START Provided information
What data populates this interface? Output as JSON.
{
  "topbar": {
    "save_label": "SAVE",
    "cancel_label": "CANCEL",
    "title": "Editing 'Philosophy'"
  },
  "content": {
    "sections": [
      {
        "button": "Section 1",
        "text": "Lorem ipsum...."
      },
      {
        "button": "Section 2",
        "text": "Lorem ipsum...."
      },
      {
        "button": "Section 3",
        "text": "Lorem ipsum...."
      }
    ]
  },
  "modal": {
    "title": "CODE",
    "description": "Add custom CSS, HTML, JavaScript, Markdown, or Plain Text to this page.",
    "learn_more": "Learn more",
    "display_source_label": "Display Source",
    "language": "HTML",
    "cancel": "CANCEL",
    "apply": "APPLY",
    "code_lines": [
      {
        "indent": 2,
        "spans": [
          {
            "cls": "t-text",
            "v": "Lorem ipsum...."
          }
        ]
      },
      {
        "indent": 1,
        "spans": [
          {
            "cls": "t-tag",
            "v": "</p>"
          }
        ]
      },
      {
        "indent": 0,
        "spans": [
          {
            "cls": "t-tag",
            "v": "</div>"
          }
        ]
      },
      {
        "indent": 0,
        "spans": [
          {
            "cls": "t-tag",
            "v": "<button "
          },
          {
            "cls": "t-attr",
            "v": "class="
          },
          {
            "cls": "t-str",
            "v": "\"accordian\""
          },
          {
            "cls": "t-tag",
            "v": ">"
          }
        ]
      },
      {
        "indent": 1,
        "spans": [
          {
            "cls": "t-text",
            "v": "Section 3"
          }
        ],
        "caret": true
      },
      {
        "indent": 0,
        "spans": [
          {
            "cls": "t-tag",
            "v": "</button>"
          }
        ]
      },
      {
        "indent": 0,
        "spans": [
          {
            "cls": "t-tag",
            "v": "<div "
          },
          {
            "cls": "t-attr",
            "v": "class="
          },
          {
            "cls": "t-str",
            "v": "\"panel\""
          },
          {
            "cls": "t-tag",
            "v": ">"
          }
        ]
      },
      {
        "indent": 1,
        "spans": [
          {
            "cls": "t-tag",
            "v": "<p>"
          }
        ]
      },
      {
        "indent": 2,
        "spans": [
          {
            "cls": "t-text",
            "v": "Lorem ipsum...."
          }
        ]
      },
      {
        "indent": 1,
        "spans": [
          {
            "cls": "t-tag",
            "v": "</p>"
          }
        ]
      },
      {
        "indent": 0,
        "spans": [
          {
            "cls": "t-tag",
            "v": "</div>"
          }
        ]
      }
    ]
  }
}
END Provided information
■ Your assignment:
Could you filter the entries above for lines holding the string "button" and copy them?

■ Exercise answer:
        "button": "Section 1",
        "button": "Section 2",
        "button": "Section 3",
            "v": "<button "
            "v": "</button>"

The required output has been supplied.